Nobody likes to discover that they have been manipulated by a negotiation tactic.
Once burned, do you feel like telling the world about it?
I am about to “tell the world” about how I allowed myself to be manipulated by a negotiation tactic, one I ought to have been prepared for because it is regularly used on my clients by ICBC and other insurance companies.
This is my second of a series of columns exposing tactics used by insurance companies when negotiating personal injury claims.
By learning about these tactics, I am hopeful that you might avoid being manipulated by them in any negotiation you might encounter.
A number of displays had been set up one evening at the all-inclusive resort in Mexico where we had been staying. A beautiful, stone, chess set caught my eye.
My father had hand crafted a wooden set, which got me interested in playing chess when I was a boy.
Even though I had never become a master chess player, I liked the idea of having a beautiful set in our home so that perhaps my own children would show an interest.
I was new to holidaying in Mexico, but knew enough that you never pay the sticker price.
It was a handsome sticker price. I didn’t expect it to be so expensive.
I really had no idea, though. Each piece had to be hand carved, and then there’s all the stone tiling on the board. Really a piece of art.
But you get what you pay for, right? This was nothing like the multitude of mass produced trinkets that crowded all the other shelves.
I actually felt a little guilty dickering on the price of such a beautiful piece of art, but haggling is what it’s all about when you’re wheeling and dealing in Mexico.
I got a really good deal at the end of it all, convincing the seller to let the set go at a significant discount.
The sick feeling in my stomach, when I realized I had grossly overpaid, came when following my wife around a nearby town a couple days later.

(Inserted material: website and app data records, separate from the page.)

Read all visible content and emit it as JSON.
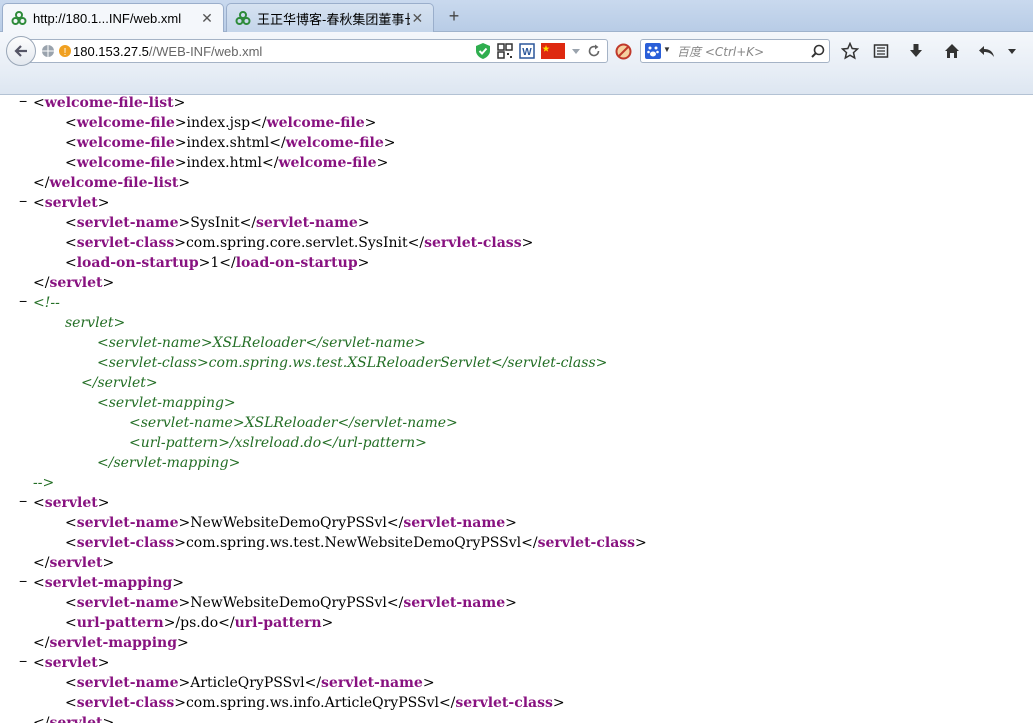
{
  "tabs": [
    {
      "title": "http://180.1...INF/web.xml",
      "active": true
    },
    {
      "title": "王正华博客-春秋集团董事长",
      "active": false
    }
  ],
  "new_tab_label": "+",
  "url": {
    "host": "180.153.27.5",
    "path": "//WEB-INF/web.xml"
  },
  "search": {
    "placeholder": "百度 <Ctrl+K>"
  },
  "colors": {
    "tag": "#881280",
    "comment": "#236e25",
    "chrome": "#c9d9ee"
  },
  "icons": [
    "back-arrow-icon",
    "globe-icon",
    "warning-icon",
    "shield-icon",
    "qr-icon",
    "word-icon",
    "china-flag-icon",
    "dropdown-icon",
    "reload-icon",
    "block-icon",
    "baidu-paw-icon",
    "search-icon",
    "star-icon",
    "reading-list-icon",
    "download-icon",
    "home-icon",
    "undo-icon",
    "menu-chevron-icon"
  ],
  "xml_lines": [
    {
      "indent": 0,
      "toggle": "−",
      "parts": [
        {
          "t": "tag",
          "open": "<",
          "name": "welcome-file-list",
          "close": ">"
        }
      ]
    },
    {
      "indent": 1,
      "parts": [
        {
          "t": "tag",
          "open": "<",
          "name": "welcome-file",
          "close": ">"
        },
        {
          "t": "text",
          "v": "index.jsp"
        },
        {
          "t": "tag",
          "open": "</",
          "name": "welcome-file",
          "close": ">"
        }
      ]
    },
    {
      "indent": 1,
      "parts": [
        {
          "t": "tag",
          "open": "<",
          "name": "welcome-file",
          "close": ">"
        },
        {
          "t": "text",
          "v": "index.shtml"
        },
        {
          "t": "tag",
          "open": "</",
          "name": "welcome-file",
          "close": ">"
        }
      ]
    },
    {
      "indent": 1,
      "parts": [
        {
          "t": "tag",
          "open": "<",
          "name": "welcome-file",
          "close": ">"
        },
        {
          "t": "text",
          "v": "index.html"
        },
        {
          "t": "tag",
          "open": "</",
          "name": "welcome-file",
          "close": ">"
        }
      ]
    },
    {
      "indent": 0,
      "parts": [
        {
          "t": "tag",
          "open": "</",
          "name": "welcome-file-list",
          "close": ">"
        }
      ]
    },
    {
      "indent": 0,
      "toggle": "−",
      "parts": [
        {
          "t": "tag",
          "open": "<",
          "name": "servlet",
          "close": ">"
        }
      ]
    },
    {
      "indent": 1,
      "parts": [
        {
          "t": "tag",
          "open": "<",
          "name": "servlet-name",
          "close": ">"
        },
        {
          "t": "text",
          "v": "SysInit"
        },
        {
          "t": "tag",
          "open": "</",
          "name": "servlet-name",
          "close": ">"
        }
      ]
    },
    {
      "indent": 1,
      "parts": [
        {
          "t": "tag",
          "open": "<",
          "name": "servlet-class",
          "close": ">"
        },
        {
          "t": "text",
          "v": "com.spring.core.servlet.SysInit"
        },
        {
          "t": "tag",
          "open": "</",
          "name": "servlet-class",
          "close": ">"
        }
      ]
    },
    {
      "indent": 1,
      "parts": [
        {
          "t": "tag",
          "open": "<",
          "name": "load-on-startup",
          "close": ">"
        },
        {
          "t": "text",
          "v": "1"
        },
        {
          "t": "tag",
          "open": "</",
          "name": "load-on-startup",
          "close": ">"
        }
      ]
    },
    {
      "indent": 0,
      "parts": [
        {
          "t": "tag",
          "open": "</",
          "name": "servlet",
          "close": ">"
        }
      ]
    },
    {
      "indent": 0,
      "toggle": "−",
      "parts": [
        {
          "t": "comment",
          "v": "<!--"
        }
      ]
    },
    {
      "indent": 1,
      "parts": [
        {
          "t": "comment",
          "v": "servlet>"
        }
      ]
    },
    {
      "indent": 2,
      "parts": [
        {
          "t": "comment",
          "v": "<servlet-name>XSLReloader</servlet-name>"
        }
      ]
    },
    {
      "indent": 2,
      "parts": [
        {
          "t": "comment",
          "v": "<servlet-class>com.spring.ws.test.XSLReloaderServlet</servlet-class>"
        }
      ]
    },
    {
      "indent": 1.5,
      "parts": [
        {
          "t": "comment",
          "v": "</servlet>"
        }
      ]
    },
    {
      "indent": 2,
      "parts": [
        {
          "t": "comment",
          "v": "<servlet-mapping>"
        }
      ]
    },
    {
      "indent": 3,
      "parts": [
        {
          "t": "comment",
          "v": "<servlet-name>XSLReloader</servlet-name>"
        }
      ]
    },
    {
      "indent": 3,
      "parts": [
        {
          "t": "comment",
          "v": "<url-pattern>/xslreload.do</url-pattern>"
        }
      ]
    },
    {
      "indent": 2,
      "parts": [
        {
          "t": "comment",
          "v": "</servlet-mapping>"
        }
      ]
    },
    {
      "indent": 0,
      "parts": [
        {
          "t": "comment",
          "v": "-->"
        }
      ]
    },
    {
      "indent": 0,
      "toggle": "−",
      "parts": [
        {
          "t": "tag",
          "open": "<",
          "name": "servlet",
          "close": ">"
        }
      ]
    },
    {
      "indent": 1,
      "parts": [
        {
          "t": "tag",
          "open": "<",
          "name": "servlet-name",
          "close": ">"
        },
        {
          "t": "text",
          "v": "NewWebsiteDemoQryPSSvl"
        },
        {
          "t": "tag",
          "open": "</",
          "name": "servlet-name",
          "close": ">"
        }
      ]
    },
    {
      "indent": 1,
      "parts": [
        {
          "t": "tag",
          "open": "<",
          "name": "servlet-class",
          "close": ">"
        },
        {
          "t": "text",
          "v": "com.spring.ws.test.NewWebsiteDemoQryPSSvl"
        },
        {
          "t": "tag",
          "open": "</",
          "name": "servlet-class",
          "close": ">"
        }
      ]
    },
    {
      "indent": 0,
      "parts": [
        {
          "t": "tag",
          "open": "</",
          "name": "servlet",
          "close": ">"
        }
      ]
    },
    {
      "indent": 0,
      "toggle": "−",
      "parts": [
        {
          "t": "tag",
          "open": "<",
          "name": "servlet-mapping",
          "close": ">"
        }
      ]
    },
    {
      "indent": 1,
      "parts": [
        {
          "t": "tag",
          "open": "<",
          "name": "servlet-name",
          "close": ">"
        },
        {
          "t": "text",
          "v": "NewWebsiteDemoQryPSSvl"
        },
        {
          "t": "tag",
          "open": "</",
          "name": "servlet-name",
          "close": ">"
        }
      ]
    },
    {
      "indent": 1,
      "parts": [
        {
          "t": "tag",
          "open": "<",
          "name": "url-pattern",
          "close": ">"
        },
        {
          "t": "text",
          "v": "/ps.do"
        },
        {
          "t": "tag",
          "open": "</",
          "name": "url-pattern",
          "close": ">"
        }
      ]
    },
    {
      "indent": 0,
      "parts": [
        {
          "t": "tag",
          "open": "</",
          "name": "servlet-mapping",
          "close": ">"
        }
      ]
    },
    {
      "indent": 0,
      "toggle": "−",
      "parts": [
        {
          "t": "tag",
          "open": "<",
          "name": "servlet",
          "close": ">"
        }
      ]
    },
    {
      "indent": 1,
      "parts": [
        {
          "t": "tag",
          "open": "<",
          "name": "servlet-name",
          "close": ">"
        },
        {
          "t": "text",
          "v": "ArticleQryPSSvl"
        },
        {
          "t": "tag",
          "open": "</",
          "name": "servlet-name",
          "close": ">"
        }
      ]
    },
    {
      "indent": 1,
      "parts": [
        {
          "t": "tag",
          "open": "<",
          "name": "servlet-class",
          "close": ">"
        },
        {
          "t": "text",
          "v": "com.spring.ws.info.ArticleQryPSSvl"
        },
        {
          "t": "tag",
          "open": "</",
          "name": "servlet-class",
          "close": ">"
        }
      ]
    },
    {
      "indent": 0,
      "parts": [
        {
          "t": "tag",
          "open": "</",
          "name": "servlet",
          "close": ">"
        }
      ]
    }
  ]
}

The exact same style and quality of chess set was on display by the dozen, the sticker price even less than the “deal” I got from the vendor at the resort.
How did I, someone who negotiates millions of dollars of claims every year, get “taken” in a negotiation?
I entered into the negotiation without having a clue about the value of the item I was negotiating for.
The grossly inflated sticker price set the stage of the negotiation.
The vendor was able to suck me in to paying much more than I should have by giving me what felt like a great deal because he reduced his price so much.
It’s a classic ICBC negotiation tactic.
They’ll start negotiations at $5,000 or less for claims where fair compensation for injuries and losses is $40,000 or more.
By doing so, they set the stage of the negotiation.
The unsuspecting injury victim knows enough to not accept ICBC’s first offer, and feels like they got a good deal when ICBC goes up to $15,000.
The most “fun” example of this in my practice was where a client retained me after ICBC had offered $8,000 to settle a soft tissue injury claim that ended up settling for fair financial compensation of over $800,000.
How do you protect yourself from this negotiation tactic?
Do what I should have done in Mexico.
Find out the true value of the item you are negotiating for, so that an unfairly high (or low in the case of a personal injury negotiation) sticker price doesn’t manipulate you into an unfair result.
If negotiating for a house, consult an appraiser or real estate agent; if negotiating for a vehicle, consult a vehicle appraiser; if negotiating a personal injury claim, ask a personal injury lawyer for a free claim evaluation.